● **Description of the task**: Count up the lines below in which the string "Imie" appears. The reply should be that number alone.
(Given entries)
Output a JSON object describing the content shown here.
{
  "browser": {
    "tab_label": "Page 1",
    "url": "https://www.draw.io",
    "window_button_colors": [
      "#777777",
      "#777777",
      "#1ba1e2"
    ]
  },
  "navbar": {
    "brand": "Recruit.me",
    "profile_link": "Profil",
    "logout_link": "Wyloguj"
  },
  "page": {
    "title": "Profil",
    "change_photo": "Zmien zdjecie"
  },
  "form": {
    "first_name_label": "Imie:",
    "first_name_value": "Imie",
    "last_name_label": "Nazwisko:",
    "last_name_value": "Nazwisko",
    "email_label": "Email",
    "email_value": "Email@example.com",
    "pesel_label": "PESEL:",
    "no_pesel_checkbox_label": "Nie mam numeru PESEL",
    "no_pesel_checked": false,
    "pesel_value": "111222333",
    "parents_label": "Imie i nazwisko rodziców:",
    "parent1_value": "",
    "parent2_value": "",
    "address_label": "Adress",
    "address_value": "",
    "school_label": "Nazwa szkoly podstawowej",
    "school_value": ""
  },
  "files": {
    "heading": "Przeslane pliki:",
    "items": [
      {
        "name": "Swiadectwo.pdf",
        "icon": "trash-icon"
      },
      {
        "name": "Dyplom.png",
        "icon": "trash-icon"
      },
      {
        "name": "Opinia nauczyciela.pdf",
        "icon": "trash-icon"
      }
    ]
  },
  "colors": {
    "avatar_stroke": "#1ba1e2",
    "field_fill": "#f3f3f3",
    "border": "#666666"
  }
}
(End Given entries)
● **Solution to this problem**: 3